Of the countless things about F. Scott Fitzgerald’s classic novel The Great Gatsby I had heard before reading it myself, one idea that did not surface until seminar discussion on July 11th is a theory that the narrator, Nick Carraway, might hold a romantic interest in Gatsby. However, after completing the novel, I do not find this thought so far fetched at all.
Close reading of chapter eight in particular is what made me suspect Mr. Carraway’s romantic interest in Gatsby. The way he discusses Gatsby’s past relationship with Daisy is presumptuous: “It excited him, too, that many men had already loved Daisy – it increased her value in his eyes,” (Fitzgerald 149). This does more than to suggest Nick’s unreliable nature as a narrator (speaking about Gatsby’s romantic feelings in an omniscient manner, drawing conclusions he cannot know to be truth) it shows that he has enough interest in Gatsby to romanticize his past, projecting assumptions onto him that could very well be just Nick’s opinion.
Gender binaries as defined by Wikipedia are “… the classification of sex and gender into two distinct, opposite and disconnected forms of masculine or feminine.” Binaries influence the way a character is perceived by the audience since they have been raised by a society that teaches these binaries as fact rather than the fiction that they truly are. It is only when we apply our bias expectations of a 1920s male that Nick’s interest in Gatsby is perhaps overlooked. If we disregard gender binaries and consider Nick’s statements from a female voice – might we not then consider his interest obvious?

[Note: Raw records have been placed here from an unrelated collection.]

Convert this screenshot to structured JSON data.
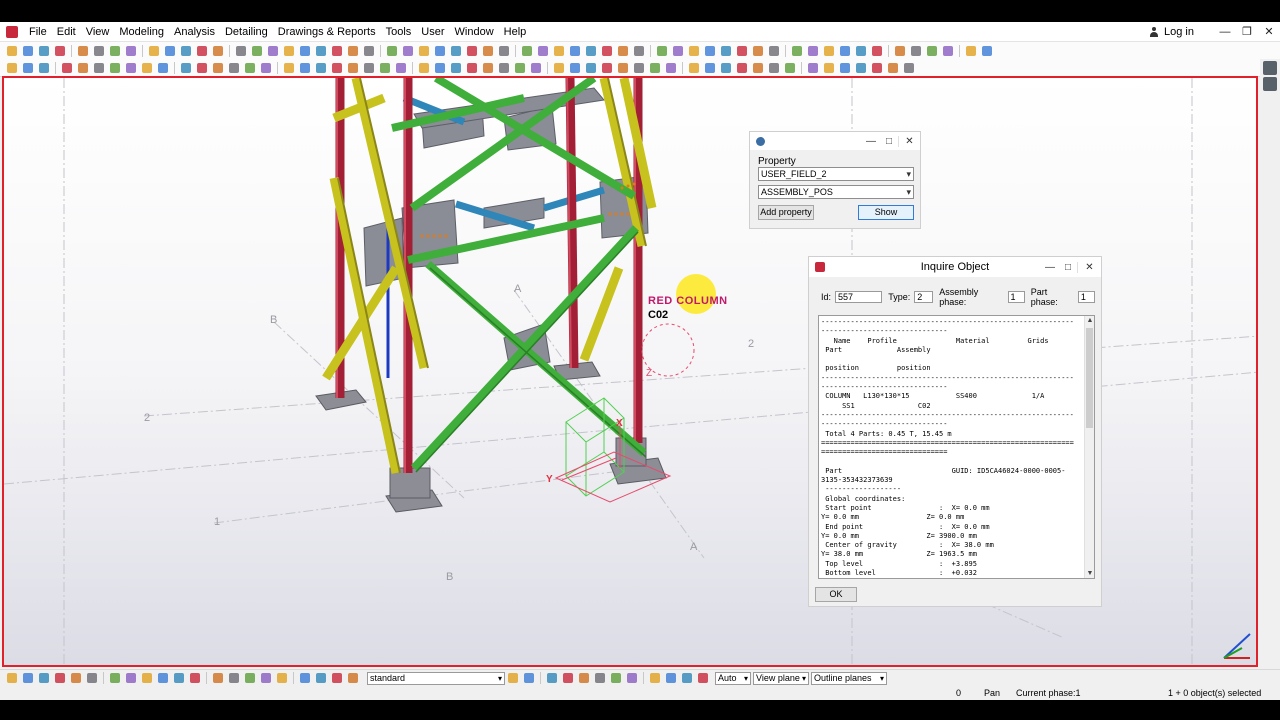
{
  "menubar": {
    "items": [
      "File",
      "Edit",
      "View",
      "Modeling",
      "Analysis",
      "Detailing",
      "Drawings & Reports",
      "Tools",
      "User",
      "Window",
      "Help"
    ],
    "login": "Log in"
  },
  "viewport": {
    "grid_labels": [
      "2",
      "B",
      "A",
      "2",
      "1",
      "B",
      "A"
    ],
    "column_label": "RED COLUMN",
    "column_mark": "C02",
    "axis_z": "Z",
    "axis_y": "Y",
    "axis_x": "X"
  },
  "property_dialog": {
    "label": "Property",
    "field1": "USER_FIELD_2",
    "field2": "ASSEMBLY_POS",
    "add_button": "Add property",
    "show_button": "Show"
  },
  "inquire_dialog": {
    "title": "Inquire Object",
    "id_label": "Id:",
    "id_value": "557",
    "type_label": "Type:",
    "type_value": "2",
    "assembly_phase_label": "Assembly phase:",
    "assembly_phase_value": "1",
    "part_phase_label": "Part phase:",
    "part_phase_value": "1",
    "report_lines": [
      "------------------------------------------------------------",
      "------------------------------",
      "   Name    Profile              Material         Grids",
      " Part             Assembly",
      "",
      " position         position",
      "------------------------------------------------------------",
      "------------------------------",
      " COLUMN   L130*130*15           SS400             1/A",
      "     SS1               C02",
      "------------------------------------------------------------",
      "------------------------------",
      " Total 4 Parts: 0.45 T, 15.45 m",
      "============================================================",
      "==============================",
      "",
      " Part                          GUID: ID5CA46024-0000-0005-",
      "3135-353432373639",
      " ------------------",
      " Global coordinates:",
      " Start point                :  X= 0.0 mm",
      "Y= 0.0 mm                Z= 0.0 mm",
      " End point                  :  X= 0.0 mm",
      "Y= 0.0 mm                Z= 3900.0 mm",
      " Center of gravity          :  X= 38.0 mm",
      "Y= 38.0 mm               Z= 1963.5 mm",
      " Top level                  :  +3.895",
      " Bottom level               :  +0.032"
    ],
    "ok_button": "OK"
  },
  "bottom_toolbar": {
    "work_plane": "standard",
    "auto": "Auto",
    "view_plane": "View plane",
    "outline_planes": "Outline planes"
  },
  "statusbar": {
    "count": "0",
    "mode": "Pan",
    "phase": "Current phase:1",
    "selection": "1 + 0 object(s) selected"
  }
}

When a person is in loving adoration of another, regardless of gender, there are certain behaviors that cannot help but to surface. Nervousness is one of these, much like how Nick seems to be whenever he is invited to spend a day with Gatsby – he dressed in his symbolically pure “white flannels,” (Fitzgerald 42) to attend Gatsby’s parties. At first glance this may be dismissed as Nick simply wanting to make a good first impression, but it continued past their first night together. He continued to worry about what Gatsby thought of him in a similar fashion to how a person might fret over what the one they admire thinks of them throughout their entire brief relationship.
Mr. Carraway’s most notable behavior that made it seem as though he was secretly doting on Gatsby himself was his general obsession with him: it was as though he had Gatsby placed up on some pedestal. This obsession is undeniable, though it is not always argued as being a romantic affair. Gatsby’s life seems almost to have become fantasy to Nick, who recalls and records this whole story in a way that seems factual while in actuality, is just his perception and recollection of the events. Not very often is a man inspired to write a story about his neighbor, yet here this account reads an entire documentation of Jay Gatsby’s life as Carraway saw fit to record it after his unmerited murder.
It could be that Nick was simply touched by the heartache in the great Gatsby’s life, therefore motivating this narrative; but setting aside gender binary, it seems more likely that Carraway had a crush with no way to properly express himself and no one he could speak to honestly living in an age when binaries were still undisputed “fact.”
Fitzgerald, F. Scott. The Great Gatsby. England: Penguin Books, 2012. Print.